Here is something from a story I am working on that may be of interest to readers of this column. In the middle of the 19th Century, three young bachelors of Washington, Arkansas breakfasted sumptuously together every Sunday before church. They were the twins, store-owners Tom and Lum Williams, age 30 and Dr. Elias Hart, age 27, who had recently established his four-room clinic next to Williams store. Lum served up plump corn cakes and salt pork from the potbelly stove situated in the middle of the hardware section. On this windy and rainy Easter morning, the heat from the stove was most welcome.
“Y’all planning on church this morning?” Tom asked and then went on before the others could answer, “I don’t think I’m going to make it in this storm. I would like to stay warm and dry this morning. Besides, The Reverend is preaching a series on the Second Coming and I find it very speculative. There is nothing definite in those sermons. I need edification this morning, not speculation.”
“But brother,” Lum jokingly put in, “You don’t want to waste that rare bath you took last night. I know you put on clean clothes, too, all the way down, for I saw you.”
Tom grinned good-naturedly and replied, “I’ll just have a sanitary Sabbath here at the store on my own, thank you. I have been pondering a passage of scripture I need to spend some prayerful time seeking the Lord’s counsel on.” The brothers shared a two-room apartment in the back of the store, while Elias made his home next door at the clinic. Many people in town felt that Tom had missed a call to the pulpit, but he believed everyone, not just preachers, should be interested in understanding scripture.
Dr. Hart took a sip of coffee and found it satisfactory before he said, “Tom, are you still worried about that Bethlehem water episode from II Samuel 23?”
“No, not worried, Doc. I am more concerned than worried. I do not understand it is all. Why did King David consider the water from his own home town of Bethlehem, water that he requested, as poison to be poured out on the ground?”
Lum chewed on a piece of dry salt meat as he said ponderously, “Brother, listen. The scripture is very clear. There is nothing puzzling there. David, having been in an exhausting fight, longed for water from his own city. Isn’t that how we feel about the taste of Washington water when we go to Fulton for supplies? That water down there tastes sulfuric, as if it bubbles up from Hades itself. All David wanted was water that tasted right, like our water tastes to us.”
“Why did he pour it out, then?”
“Because those mighty men had risked their very lives to fetch it. He honored them by pouring it out,” Lum explained.

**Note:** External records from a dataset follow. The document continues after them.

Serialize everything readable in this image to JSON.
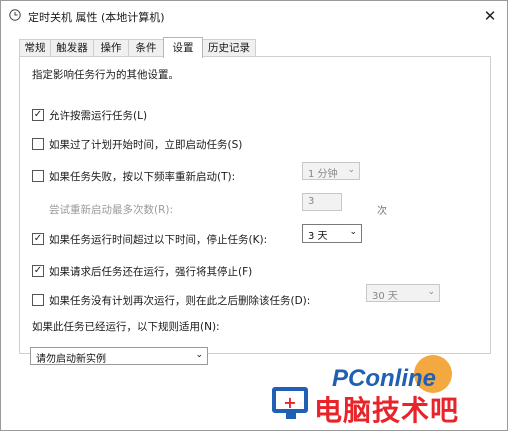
{
  "window": {
    "title": "定时关机 属性 (本地计算机)"
  },
  "tabs": [
    {
      "label": "常规"
    },
    {
      "label": "触发器"
    },
    {
      "label": "操作"
    },
    {
      "label": "条件"
    },
    {
      "label": "设置"
    },
    {
      "label": "历史记录"
    }
  ],
  "settings": {
    "description": "指定影响任务行为的其他设置。",
    "allow_on_demand": {
      "label": "允许按需运行任务(L)",
      "checked": true
    },
    "start_if_missed": {
      "label": "如果过了计划开始时间，立即启动任务(S)",
      "checked": false
    },
    "restart_on_fail": {
      "label": "如果任务失败，按以下频率重新启动(T):",
      "checked": false,
      "interval": "1 分钟"
    },
    "retry_count": {
      "label": "尝试重新启动最多次数(R):",
      "value": "3",
      "unit": "次"
    },
    "stop_if_longer": {
      "label": "如果任务运行时间超过以下时间，停止任务(K):",
      "checked": true,
      "value": "3 天"
    },
    "force_stop": {
      "label": "如果请求后任务还在运行，强行将其停止(F)",
      "checked": true
    },
    "delete_if_not_scheduled": {
      "label": "如果任务没有计划再次运行，则在此之后删除该任务(D):",
      "checked": false,
      "value": "30 天"
    },
    "rule_label": "如果此任务已经运行，以下规则适用(N):",
    "rule_value": "请勿启动新实例"
  },
  "watermark": {
    "brand": "PConline",
    "text": "电脑技术吧"
  }
}
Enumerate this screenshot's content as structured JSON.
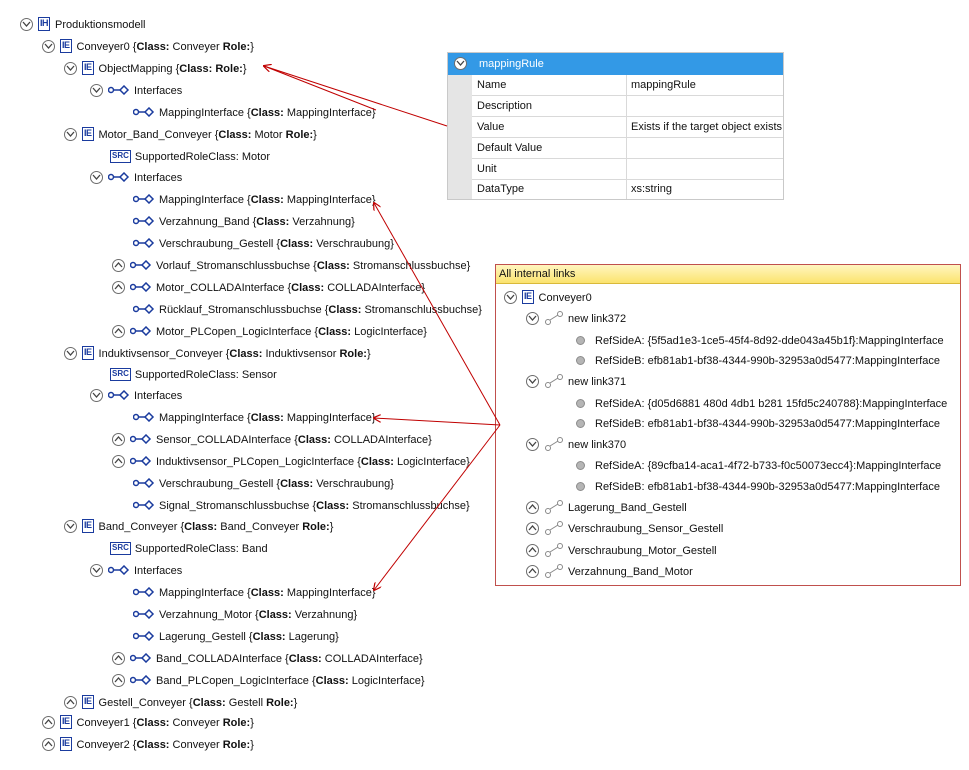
{
  "tree": {
    "root": "Produktionsmodell",
    "conveyer0": {
      "name": "Conveyer0",
      "class": "Conveyer"
    },
    "object_mapping": {
      "name": "ObjectMapping",
      "class": ""
    },
    "om_interfaces": "Interfaces",
    "om_mapping": {
      "name": "MappingInterface",
      "class": "MappingInterface"
    },
    "motor_band": {
      "name": "Motor_Band_Conveyer",
      "class": "Motor"
    },
    "motor_src": "SupportedRoleClass: Motor",
    "motor_interfaces": "Interfaces",
    "motor_if": [
      {
        "name": "MappingInterface",
        "class": "MappingInterface"
      },
      {
        "name": "Verzahnung_Band",
        "class": "Verzahnung"
      },
      {
        "name": "Verschraubung_Gestell",
        "class": "Verschraubung"
      },
      {
        "name": "Vorlauf_Stromanschlussbuchse",
        "class": "Stromanschlussbuchse"
      },
      {
        "name": "Motor_COLLADAInterface",
        "class": "COLLADAInterface"
      },
      {
        "name": "Rücklauf_Stromanschlussbuchse",
        "class": "Stromanschlussbuchse"
      },
      {
        "name": "Motor_PLCopen_LogicInterface",
        "class": "LogicInterface"
      }
    ],
    "sensor": {
      "name": "Induktivsensor_Conveyer",
      "class": "Induktivsensor"
    },
    "sensor_src": "SupportedRoleClass: Sensor",
    "sensor_interfaces": "Interfaces",
    "sensor_if": [
      {
        "name": "MappingInterface",
        "class": "MappingInterface"
      },
      {
        "name": "Sensor_COLLADAInterface",
        "class": "COLLADAInterface"
      },
      {
        "name": "Induktivsensor_PLCopen_LogicInterface",
        "class": "LogicInterface"
      },
      {
        "name": "Verschraubung_Gestell",
        "class": "Verschraubung"
      },
      {
        "name": "Signal_Stromanschlussbuchse",
        "class": "Stromanschlussbuchse"
      }
    ],
    "band": {
      "name": "Band_Conveyer",
      "class": "Band_Conveyer"
    },
    "band_src": "SupportedRoleClass: Band",
    "band_interfaces": "Interfaces",
    "band_if": [
      {
        "name": "MappingInterface",
        "class": "MappingInterface"
      },
      {
        "name": "Verzahnung_Motor",
        "class": "Verzahnung"
      },
      {
        "name": "Lagerung_Gestell",
        "class": "Lagerung"
      },
      {
        "name": "Band_COLLADAInterface",
        "class": "COLLADAInterface"
      },
      {
        "name": "Band_PLCopen_LogicInterface",
        "class": "LogicInterface"
      }
    ],
    "gestell": {
      "name": "Gestell_Conveyer",
      "class": "Gestell"
    },
    "conveyer1": {
      "name": "Conveyer1",
      "class": "Conveyer"
    },
    "conveyer2": {
      "name": "Conveyer2",
      "class": "Conveyer"
    },
    "class_label": "Class:",
    "role_label": "Role:"
  },
  "properties": {
    "header": "mappingRule",
    "rows": [
      {
        "key": "Name",
        "value": "mappingRule"
      },
      {
        "key": "Description",
        "value": ""
      },
      {
        "key": "Value",
        "value": "Exists if the target object exists"
      },
      {
        "key": "Default Value",
        "value": ""
      },
      {
        "key": "Unit",
        "value": ""
      },
      {
        "key": "DataType",
        "value": "xs:string"
      }
    ]
  },
  "links": {
    "header": "All internal links",
    "root": "Conveyer0",
    "link372": {
      "name": "new link372",
      "a": "RefSideA: {5f5ad1e3-1ce5-45f4-8d92-dde043a45b1f}:MappingInterface",
      "b": "RefSideB: efb81ab1-bf38-4344-990b-32953a0d5477:MappingInterface"
    },
    "link371": {
      "name": "new link371",
      "a": "RefSideA: {d05d6881 480d 4db1 b281 15fd5c240788}:MappingInterface",
      "b": "RefSideB: efb81ab1-bf38-4344-990b-32953a0d5477:MappingInterface"
    },
    "link370": {
      "name": "new link370",
      "a": "RefSideA: {89cfba14-aca1-4f72-b733-f0c50073ecc4}:MappingInterface",
      "b": "RefSideB: efb81ab1-bf38-4344-990b-32953a0d5477:MappingInterface"
    },
    "others": [
      "Lagerung_Band_Gestell",
      "Verschraubung_Sensor_Gestell",
      "Verschraubung_Motor_Gestell",
      "Verzahnung_Band_Motor"
    ]
  },
  "colors": {
    "accent": "#1a3b9e",
    "header_blue": "#3399e6",
    "arrow_red": "#c00000",
    "panel_border": "#c0504d"
  }
}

“He should have drunk it. We eat and drink the Lord’s Supper, don’t we?”
“That is a very good point, brother,” said Lum, “but I find no typology in the passage.” And so the story goes.